It seems you will have to be the ones to carry the message of love into the world, since the generations before yours haven’t finished the job. When you do, please remember a few things. Remember the people like Dr. King and his colleagues who brought civil rights as far as they have come so far. There’s a long way to go – the world isn’t as enlightened as I though it would be at this point, but there are people out there who will march with you. Remember the women who marched for their rights and made huge strides. Last Friday feels like a setback, but there are millions of women and men out there who will march with you again. Remember the people who advocated for the care of our environment; there is still a way to go, but because of them the air is cleaner and the water clearer than it was 50 years ago – there are still people who will march for you to care for our planet.
And remember your parents who shared with you the good news of Christ. Remember that even when the world seemed bleak we tried to share the message of a loving God – one who loves all people as made in God’s own image; remember that every face you see is the face of God looking back at you; whatever you do to work for a better world, remember that God is with you.
Let me close with a brief reflection on our message from Galatians. In it Paul gives a long list of things that would exclude someone from Heaven. It seems like a litany of all the things we expect to see in our favorite TV shows. Sexual immorality, moral corruption, fighting, obsession, drunkenness, partying…the list goes on and we’ve already heard it. The thing that strikes me about this stuff isn’t that it’s a specific list of things we need to avoid to get to Heaven. It’s examples of the things that separate us from God. It’s selfishness. Every act on the list is a matter of selfish choices that put the desires of self above the needs of others. Look at Paul’s other list – love, joy, peace, kindness…

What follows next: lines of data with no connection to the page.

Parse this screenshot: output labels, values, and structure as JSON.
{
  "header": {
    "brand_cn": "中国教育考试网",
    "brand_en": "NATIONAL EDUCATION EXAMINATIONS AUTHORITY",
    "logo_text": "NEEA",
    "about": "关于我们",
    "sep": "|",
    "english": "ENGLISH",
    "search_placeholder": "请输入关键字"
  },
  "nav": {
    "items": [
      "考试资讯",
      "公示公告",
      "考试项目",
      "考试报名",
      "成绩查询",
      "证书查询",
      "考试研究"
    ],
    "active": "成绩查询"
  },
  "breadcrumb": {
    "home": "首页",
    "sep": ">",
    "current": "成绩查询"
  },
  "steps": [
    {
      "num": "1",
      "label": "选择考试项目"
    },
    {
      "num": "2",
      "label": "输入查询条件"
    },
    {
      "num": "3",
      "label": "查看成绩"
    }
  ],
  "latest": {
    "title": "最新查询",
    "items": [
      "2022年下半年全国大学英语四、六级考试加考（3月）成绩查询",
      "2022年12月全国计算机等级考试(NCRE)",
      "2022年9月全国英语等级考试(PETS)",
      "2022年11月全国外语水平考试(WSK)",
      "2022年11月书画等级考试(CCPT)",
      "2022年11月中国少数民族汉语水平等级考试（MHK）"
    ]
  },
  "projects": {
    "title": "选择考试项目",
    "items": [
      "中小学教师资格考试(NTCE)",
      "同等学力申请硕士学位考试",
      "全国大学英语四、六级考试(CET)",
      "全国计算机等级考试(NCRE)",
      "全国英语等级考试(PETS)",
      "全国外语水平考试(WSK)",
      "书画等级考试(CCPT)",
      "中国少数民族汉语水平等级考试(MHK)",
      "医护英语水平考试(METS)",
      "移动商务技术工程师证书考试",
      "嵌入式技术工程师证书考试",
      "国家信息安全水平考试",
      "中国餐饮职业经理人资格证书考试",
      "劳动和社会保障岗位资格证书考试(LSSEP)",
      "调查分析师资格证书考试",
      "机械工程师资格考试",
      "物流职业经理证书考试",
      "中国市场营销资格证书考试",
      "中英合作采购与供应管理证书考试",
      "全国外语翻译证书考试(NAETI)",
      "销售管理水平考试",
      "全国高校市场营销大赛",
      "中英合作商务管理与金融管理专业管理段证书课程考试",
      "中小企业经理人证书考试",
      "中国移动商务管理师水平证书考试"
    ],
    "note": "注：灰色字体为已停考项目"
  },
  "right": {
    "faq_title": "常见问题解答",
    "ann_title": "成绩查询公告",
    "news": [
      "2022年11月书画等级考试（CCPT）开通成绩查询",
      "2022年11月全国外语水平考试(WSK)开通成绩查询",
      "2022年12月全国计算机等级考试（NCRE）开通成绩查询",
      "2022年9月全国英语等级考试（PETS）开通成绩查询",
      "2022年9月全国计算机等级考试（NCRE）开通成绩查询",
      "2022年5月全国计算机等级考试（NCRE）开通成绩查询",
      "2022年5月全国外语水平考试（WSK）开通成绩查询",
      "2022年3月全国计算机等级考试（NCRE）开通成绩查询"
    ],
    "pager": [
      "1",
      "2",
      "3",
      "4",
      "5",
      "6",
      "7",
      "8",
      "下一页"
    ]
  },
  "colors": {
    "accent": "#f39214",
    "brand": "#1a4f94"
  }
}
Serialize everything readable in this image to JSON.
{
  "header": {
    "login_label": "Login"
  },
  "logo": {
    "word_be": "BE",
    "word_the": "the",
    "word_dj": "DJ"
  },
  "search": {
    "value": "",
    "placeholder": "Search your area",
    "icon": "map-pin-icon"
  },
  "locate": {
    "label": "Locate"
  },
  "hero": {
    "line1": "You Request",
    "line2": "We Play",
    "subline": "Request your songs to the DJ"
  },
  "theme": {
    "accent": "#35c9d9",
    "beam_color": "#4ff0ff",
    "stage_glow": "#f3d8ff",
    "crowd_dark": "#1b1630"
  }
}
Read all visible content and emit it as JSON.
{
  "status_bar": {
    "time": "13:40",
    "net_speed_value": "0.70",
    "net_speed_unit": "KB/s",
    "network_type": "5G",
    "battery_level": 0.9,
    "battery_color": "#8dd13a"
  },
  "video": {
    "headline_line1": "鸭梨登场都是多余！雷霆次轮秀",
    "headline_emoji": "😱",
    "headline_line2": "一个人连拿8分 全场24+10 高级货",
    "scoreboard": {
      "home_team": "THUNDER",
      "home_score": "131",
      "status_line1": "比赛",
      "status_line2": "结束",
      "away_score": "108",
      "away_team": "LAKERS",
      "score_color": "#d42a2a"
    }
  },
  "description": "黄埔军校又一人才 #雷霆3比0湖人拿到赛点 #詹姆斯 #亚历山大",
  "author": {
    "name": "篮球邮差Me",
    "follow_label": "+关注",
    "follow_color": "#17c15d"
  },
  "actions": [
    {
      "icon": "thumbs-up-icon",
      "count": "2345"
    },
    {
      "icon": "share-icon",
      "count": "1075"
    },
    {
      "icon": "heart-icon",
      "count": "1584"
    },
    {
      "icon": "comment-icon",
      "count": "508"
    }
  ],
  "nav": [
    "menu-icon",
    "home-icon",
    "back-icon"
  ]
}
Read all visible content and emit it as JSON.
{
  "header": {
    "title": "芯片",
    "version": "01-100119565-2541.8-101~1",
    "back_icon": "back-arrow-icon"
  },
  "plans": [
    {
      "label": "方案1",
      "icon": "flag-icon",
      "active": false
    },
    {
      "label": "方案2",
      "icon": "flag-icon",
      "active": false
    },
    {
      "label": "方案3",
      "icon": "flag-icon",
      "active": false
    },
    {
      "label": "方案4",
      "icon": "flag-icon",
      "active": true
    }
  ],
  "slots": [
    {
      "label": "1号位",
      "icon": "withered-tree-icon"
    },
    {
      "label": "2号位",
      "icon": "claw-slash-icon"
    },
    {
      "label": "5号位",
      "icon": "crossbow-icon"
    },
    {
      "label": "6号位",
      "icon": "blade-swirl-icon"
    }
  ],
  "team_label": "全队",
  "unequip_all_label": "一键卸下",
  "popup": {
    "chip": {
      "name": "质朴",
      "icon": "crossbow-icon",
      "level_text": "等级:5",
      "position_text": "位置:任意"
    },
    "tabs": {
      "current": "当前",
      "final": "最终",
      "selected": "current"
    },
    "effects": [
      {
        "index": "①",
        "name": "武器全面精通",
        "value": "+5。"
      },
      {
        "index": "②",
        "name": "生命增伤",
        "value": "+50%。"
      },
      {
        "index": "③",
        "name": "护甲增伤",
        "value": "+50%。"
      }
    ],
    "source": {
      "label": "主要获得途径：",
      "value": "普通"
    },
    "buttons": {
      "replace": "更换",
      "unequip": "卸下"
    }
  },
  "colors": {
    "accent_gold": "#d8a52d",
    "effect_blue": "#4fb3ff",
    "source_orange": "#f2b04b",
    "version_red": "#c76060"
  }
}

Paul is telling us what we need to do to lead. He’s giving guidelines for us to get out there into the world and take the lead for Christ again. Whenever the church has forgotten the fruits of the spirit that he outlines it has faltered. That’s when denominations waver and split and get in the news for their division and their accusations against each other. When we instead focus on the good we do Christ’s work. We pick up the cloak like Elisha did and march forward with the good news. So let’s do that – let’s pick up the cloak, take on the fruits of the spirit, and become the leaders. Let’s be the examples our children will strive toward, not the mess they have to clean up.